Prominent online gambling operator LeoVegas has received a financial penalty from the to the tune of £ 1,320,000 (€ 1.6m).

In addition to the substantial financial penalty, this online casino also received a warning under section 117(1) of the Gambling Act 2005. This Act deals with various suspensions, warnings, conditions, revocations and penalties.

The penalty was charged due to a number of breaches of anti-money laundering controls and social responsibility in the period between October 2019 and October 2020. The Comission also said that LeoVegas will have to undergo heavy auditing to be in line with its license’s conditions.

One of the many stringent conditions that form part of the operator’s gambling licence is that the operator must undergo a third-party audit within 12 months to ensure that policies and procedures have been changed and applied during this time period.

The audit will ensure that the casino fully complies with anti-money laundering rules and aspects of social responsibility. All the necessary controls and procedures will need to be fully implemented. The audit is expected to span a period of 12 months.

The UKGC review found that no evidence of criminal proceeds was seen going through the casino during this time.

While the gambling operator has been fully cooperative during the length of the investigation, it has now undertaken all the necessary steps to remedy any breaches of the license’s terms and conditions.

Seven distinct types of breaches and infringements have also been noted. Four of these breaches fall under the social responsibility umbrella while another three focus on failures related to anti-money laundering.

The majority of these violations were related to arbitrary trigger limits, which the UKGC deemed were placed too high. One failure was related to not undertaking any direction and advice on customer exchanges that were provided by the UKGC in 2019.

Social Responsibility and Cooling Off Periods

One of the failures concerns the topic of social responsibility entailed clients being forced to take a break of 45 minutes after having played for six hours. This is too short a break for such a long period of playing time. The break should have come earlier to avoid any harm.
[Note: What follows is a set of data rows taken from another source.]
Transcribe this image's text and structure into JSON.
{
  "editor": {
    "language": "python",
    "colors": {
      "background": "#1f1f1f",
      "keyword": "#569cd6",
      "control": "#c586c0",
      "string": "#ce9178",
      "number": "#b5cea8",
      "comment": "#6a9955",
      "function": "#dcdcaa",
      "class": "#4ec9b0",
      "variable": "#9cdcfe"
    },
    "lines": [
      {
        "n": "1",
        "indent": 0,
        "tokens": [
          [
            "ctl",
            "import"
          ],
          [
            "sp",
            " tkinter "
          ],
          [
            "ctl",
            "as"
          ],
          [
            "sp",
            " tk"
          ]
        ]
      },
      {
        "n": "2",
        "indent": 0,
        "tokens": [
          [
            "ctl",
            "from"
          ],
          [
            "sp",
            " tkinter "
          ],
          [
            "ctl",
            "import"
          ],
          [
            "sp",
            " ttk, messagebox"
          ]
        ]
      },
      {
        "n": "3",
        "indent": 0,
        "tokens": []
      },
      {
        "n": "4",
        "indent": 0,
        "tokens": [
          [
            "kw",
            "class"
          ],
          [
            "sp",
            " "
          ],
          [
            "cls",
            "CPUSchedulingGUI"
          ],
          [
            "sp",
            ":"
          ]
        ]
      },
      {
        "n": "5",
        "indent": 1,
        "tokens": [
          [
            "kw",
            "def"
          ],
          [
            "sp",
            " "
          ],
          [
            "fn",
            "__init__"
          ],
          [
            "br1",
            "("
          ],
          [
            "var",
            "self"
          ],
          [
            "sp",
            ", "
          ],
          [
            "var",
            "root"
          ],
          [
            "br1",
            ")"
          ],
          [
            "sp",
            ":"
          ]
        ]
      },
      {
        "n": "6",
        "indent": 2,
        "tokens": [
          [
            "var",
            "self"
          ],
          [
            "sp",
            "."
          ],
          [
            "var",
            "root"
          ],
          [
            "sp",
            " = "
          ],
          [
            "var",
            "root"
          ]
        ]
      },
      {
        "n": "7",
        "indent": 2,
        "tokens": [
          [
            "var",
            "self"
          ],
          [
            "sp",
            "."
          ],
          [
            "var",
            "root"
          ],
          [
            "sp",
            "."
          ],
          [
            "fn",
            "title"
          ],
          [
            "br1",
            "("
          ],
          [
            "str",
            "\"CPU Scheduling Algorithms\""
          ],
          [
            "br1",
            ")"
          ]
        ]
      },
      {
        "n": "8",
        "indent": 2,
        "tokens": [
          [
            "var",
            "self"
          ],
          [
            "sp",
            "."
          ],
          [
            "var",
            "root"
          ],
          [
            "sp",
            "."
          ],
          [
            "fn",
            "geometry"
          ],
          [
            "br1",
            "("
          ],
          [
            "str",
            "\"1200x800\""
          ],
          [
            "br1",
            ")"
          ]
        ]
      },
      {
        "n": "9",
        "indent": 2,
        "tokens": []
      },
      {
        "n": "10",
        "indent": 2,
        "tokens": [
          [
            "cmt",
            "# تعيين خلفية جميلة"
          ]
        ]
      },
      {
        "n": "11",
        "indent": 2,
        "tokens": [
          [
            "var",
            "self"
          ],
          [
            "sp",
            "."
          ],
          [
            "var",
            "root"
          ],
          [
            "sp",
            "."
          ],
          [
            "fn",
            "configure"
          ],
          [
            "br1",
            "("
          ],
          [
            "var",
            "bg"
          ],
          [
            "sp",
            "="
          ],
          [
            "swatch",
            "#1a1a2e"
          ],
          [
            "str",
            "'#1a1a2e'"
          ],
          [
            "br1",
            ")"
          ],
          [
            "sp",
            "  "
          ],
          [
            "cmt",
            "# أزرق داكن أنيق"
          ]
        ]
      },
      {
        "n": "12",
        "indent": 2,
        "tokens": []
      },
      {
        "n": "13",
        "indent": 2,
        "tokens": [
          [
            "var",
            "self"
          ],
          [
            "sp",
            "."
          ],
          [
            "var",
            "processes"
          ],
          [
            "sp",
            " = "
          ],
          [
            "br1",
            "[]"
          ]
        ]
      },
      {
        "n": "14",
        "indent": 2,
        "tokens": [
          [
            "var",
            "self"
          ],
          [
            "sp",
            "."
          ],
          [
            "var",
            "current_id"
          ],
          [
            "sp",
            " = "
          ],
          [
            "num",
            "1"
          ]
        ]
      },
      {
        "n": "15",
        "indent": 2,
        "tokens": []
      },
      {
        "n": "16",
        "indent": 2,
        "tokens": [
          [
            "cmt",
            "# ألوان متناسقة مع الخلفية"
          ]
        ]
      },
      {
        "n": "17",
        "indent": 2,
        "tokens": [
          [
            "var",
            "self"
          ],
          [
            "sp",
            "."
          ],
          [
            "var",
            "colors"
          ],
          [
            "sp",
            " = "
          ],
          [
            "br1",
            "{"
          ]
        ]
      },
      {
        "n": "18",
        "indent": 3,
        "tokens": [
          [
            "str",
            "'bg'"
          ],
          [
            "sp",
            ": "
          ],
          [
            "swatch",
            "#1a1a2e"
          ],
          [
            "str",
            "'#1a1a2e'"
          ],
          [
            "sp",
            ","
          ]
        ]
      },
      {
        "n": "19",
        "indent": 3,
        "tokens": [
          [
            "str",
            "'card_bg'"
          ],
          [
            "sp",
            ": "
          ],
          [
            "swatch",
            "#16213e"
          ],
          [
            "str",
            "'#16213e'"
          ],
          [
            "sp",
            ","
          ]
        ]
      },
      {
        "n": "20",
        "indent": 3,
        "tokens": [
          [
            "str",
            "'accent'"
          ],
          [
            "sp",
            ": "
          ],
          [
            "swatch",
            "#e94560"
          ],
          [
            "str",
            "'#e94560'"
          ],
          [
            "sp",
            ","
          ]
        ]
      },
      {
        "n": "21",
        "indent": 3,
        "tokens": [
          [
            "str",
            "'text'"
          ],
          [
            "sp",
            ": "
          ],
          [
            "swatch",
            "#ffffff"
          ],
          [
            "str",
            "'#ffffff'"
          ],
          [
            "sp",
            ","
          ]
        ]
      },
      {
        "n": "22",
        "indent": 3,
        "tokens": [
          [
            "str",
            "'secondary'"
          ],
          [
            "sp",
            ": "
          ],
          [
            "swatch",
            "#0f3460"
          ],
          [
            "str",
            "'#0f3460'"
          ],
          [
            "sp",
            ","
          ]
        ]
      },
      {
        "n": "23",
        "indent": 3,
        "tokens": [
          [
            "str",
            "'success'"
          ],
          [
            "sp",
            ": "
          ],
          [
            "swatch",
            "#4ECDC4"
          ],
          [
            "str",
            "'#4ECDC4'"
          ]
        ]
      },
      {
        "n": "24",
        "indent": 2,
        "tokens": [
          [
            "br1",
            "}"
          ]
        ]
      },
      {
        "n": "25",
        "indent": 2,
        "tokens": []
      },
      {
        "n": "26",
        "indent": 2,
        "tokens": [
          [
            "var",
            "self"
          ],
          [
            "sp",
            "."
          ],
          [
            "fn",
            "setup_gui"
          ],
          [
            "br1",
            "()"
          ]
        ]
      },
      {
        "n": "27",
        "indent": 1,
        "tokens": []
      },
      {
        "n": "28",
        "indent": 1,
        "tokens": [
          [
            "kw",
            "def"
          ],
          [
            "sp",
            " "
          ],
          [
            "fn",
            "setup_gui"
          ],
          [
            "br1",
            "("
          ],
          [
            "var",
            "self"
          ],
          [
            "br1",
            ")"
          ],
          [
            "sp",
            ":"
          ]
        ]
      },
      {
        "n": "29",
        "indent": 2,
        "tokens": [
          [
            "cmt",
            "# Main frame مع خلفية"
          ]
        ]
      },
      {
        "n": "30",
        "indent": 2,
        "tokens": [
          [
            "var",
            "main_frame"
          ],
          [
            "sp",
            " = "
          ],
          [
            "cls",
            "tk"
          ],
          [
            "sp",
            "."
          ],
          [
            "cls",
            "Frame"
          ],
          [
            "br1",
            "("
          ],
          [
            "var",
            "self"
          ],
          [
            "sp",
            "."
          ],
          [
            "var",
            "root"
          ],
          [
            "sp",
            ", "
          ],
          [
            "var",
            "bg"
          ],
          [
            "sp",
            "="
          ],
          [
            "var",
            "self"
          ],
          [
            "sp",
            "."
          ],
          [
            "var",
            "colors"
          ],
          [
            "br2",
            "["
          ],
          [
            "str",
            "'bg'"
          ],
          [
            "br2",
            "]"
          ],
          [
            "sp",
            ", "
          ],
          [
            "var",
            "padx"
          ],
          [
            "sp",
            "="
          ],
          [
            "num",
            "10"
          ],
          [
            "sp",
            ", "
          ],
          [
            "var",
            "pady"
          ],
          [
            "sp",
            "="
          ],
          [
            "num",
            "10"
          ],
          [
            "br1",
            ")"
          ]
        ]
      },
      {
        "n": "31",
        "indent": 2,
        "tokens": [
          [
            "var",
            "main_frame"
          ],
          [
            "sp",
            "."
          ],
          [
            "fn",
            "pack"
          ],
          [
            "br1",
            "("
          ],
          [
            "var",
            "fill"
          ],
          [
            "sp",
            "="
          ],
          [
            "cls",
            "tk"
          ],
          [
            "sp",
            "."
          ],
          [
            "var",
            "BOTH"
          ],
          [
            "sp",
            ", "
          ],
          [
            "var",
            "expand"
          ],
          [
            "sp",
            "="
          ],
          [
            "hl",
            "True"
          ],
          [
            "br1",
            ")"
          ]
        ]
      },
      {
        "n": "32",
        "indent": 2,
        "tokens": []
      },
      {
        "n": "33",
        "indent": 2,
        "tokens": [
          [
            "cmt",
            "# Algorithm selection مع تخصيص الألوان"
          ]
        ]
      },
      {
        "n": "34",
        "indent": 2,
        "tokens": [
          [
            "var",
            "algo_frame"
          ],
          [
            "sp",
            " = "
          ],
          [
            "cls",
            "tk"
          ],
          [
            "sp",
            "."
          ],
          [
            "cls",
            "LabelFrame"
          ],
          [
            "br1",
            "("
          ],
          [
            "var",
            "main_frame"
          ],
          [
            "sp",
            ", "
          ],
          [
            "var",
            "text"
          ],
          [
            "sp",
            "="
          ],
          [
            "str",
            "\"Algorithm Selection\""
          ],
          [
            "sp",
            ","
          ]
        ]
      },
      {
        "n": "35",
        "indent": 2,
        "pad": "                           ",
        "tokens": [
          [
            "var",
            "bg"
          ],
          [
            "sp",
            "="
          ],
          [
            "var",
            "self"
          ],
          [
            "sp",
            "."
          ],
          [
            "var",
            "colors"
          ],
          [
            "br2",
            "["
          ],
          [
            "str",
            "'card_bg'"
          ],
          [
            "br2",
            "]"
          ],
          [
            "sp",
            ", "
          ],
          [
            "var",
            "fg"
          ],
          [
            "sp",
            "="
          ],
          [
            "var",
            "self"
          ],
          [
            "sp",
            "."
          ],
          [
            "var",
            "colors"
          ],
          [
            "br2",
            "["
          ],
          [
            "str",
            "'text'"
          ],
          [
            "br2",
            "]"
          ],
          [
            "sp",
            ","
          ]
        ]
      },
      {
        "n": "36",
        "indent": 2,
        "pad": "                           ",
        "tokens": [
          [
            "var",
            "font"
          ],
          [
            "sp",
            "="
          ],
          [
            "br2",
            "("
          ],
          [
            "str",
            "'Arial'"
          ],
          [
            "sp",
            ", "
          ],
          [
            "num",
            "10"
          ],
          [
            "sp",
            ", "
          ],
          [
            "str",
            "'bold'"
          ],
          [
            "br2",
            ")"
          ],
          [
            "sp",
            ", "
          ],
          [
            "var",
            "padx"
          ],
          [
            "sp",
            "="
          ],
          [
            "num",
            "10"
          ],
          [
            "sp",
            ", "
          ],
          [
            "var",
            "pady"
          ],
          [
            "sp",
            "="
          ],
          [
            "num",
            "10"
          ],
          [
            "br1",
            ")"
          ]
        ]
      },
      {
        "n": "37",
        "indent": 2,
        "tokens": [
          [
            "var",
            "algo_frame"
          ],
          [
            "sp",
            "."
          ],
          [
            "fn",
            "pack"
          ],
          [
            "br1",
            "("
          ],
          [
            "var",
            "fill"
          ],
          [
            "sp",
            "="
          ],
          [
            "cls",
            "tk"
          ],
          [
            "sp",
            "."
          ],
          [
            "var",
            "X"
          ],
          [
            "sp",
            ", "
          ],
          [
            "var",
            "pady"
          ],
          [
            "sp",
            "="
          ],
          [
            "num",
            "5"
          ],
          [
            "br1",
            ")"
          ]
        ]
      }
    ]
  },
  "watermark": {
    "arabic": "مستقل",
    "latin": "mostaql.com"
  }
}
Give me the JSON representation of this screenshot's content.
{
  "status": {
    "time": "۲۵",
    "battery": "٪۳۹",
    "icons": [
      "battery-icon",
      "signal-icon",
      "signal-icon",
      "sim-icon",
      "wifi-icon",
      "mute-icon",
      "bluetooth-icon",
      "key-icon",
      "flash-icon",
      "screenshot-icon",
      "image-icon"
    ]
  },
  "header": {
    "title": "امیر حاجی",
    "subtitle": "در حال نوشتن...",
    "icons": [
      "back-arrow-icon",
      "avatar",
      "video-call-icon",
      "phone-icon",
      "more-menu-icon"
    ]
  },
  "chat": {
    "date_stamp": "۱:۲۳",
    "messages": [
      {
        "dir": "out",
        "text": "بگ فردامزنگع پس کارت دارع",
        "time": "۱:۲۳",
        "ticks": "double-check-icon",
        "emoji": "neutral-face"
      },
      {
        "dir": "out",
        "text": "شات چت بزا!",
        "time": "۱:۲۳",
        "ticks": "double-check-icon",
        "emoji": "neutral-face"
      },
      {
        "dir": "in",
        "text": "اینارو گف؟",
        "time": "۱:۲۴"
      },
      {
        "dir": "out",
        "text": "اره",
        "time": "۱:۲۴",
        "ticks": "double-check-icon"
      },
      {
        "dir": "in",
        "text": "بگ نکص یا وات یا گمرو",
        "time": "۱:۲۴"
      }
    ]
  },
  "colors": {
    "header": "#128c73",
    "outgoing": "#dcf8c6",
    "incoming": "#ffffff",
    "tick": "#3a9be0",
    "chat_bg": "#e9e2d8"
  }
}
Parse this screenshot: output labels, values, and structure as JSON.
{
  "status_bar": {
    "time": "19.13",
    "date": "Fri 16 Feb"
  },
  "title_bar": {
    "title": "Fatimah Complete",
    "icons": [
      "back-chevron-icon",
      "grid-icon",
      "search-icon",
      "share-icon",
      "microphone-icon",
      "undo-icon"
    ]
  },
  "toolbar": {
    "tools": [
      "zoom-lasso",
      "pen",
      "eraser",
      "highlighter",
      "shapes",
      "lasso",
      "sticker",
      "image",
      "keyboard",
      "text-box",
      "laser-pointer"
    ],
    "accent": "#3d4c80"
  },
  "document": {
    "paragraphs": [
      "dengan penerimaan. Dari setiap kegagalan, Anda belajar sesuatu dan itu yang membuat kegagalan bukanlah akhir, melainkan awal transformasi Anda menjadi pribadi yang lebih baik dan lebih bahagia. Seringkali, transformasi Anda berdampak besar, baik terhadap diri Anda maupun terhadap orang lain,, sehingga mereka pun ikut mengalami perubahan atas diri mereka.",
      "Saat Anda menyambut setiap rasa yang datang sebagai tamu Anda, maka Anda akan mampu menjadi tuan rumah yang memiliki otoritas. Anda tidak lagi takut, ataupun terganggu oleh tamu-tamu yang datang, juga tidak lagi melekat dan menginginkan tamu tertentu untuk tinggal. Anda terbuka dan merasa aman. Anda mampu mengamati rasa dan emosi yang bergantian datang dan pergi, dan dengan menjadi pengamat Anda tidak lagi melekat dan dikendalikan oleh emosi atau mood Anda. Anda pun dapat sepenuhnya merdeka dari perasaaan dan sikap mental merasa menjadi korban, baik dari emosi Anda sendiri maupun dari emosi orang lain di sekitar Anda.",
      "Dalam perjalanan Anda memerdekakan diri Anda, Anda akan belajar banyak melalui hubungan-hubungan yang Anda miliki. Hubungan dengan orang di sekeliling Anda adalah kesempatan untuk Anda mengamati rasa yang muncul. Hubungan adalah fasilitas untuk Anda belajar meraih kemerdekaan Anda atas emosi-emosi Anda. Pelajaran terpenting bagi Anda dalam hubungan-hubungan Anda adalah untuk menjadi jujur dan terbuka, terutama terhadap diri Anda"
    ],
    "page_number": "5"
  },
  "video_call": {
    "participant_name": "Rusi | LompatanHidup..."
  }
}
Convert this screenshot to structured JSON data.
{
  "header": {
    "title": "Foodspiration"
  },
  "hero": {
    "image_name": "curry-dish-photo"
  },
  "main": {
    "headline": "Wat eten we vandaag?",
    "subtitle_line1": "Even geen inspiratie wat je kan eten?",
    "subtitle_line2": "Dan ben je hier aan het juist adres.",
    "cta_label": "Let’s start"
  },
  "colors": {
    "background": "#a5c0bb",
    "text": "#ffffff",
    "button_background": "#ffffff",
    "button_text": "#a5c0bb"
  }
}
Two of three anti-money-laundering failures also cover both categories and include various breaches. One relied heavily on the inadequate point triggers and insufficient information when it comes to how much a client is authorised to spend in relation to their finances including income or any potential risk factor.

The other one pertains to the improper controls permitting a high level of gambling spend to take place in a very short period of time without comprehending the clients’ financial situations.

Leanne Oxley, the UKGC’s Director of Enforcement and Intelligence stated:

“We identified this through focused compliance activity and we will continue to take action against other operators if they do not learn the lessons our enforcement work is providing.”

In May this year, it was reported that MGM resorts were looking to buy LeoVegas to help it expand. The company already owns a portfolio of land-based casinos including the MGM Grand in Las Vegas, the Borgata in Atlantic City and the MGM Macau.

Image Source: https://pixabay.com/photos/royal-courts-of-justice-law-courts-6475220/

What do you think of the article?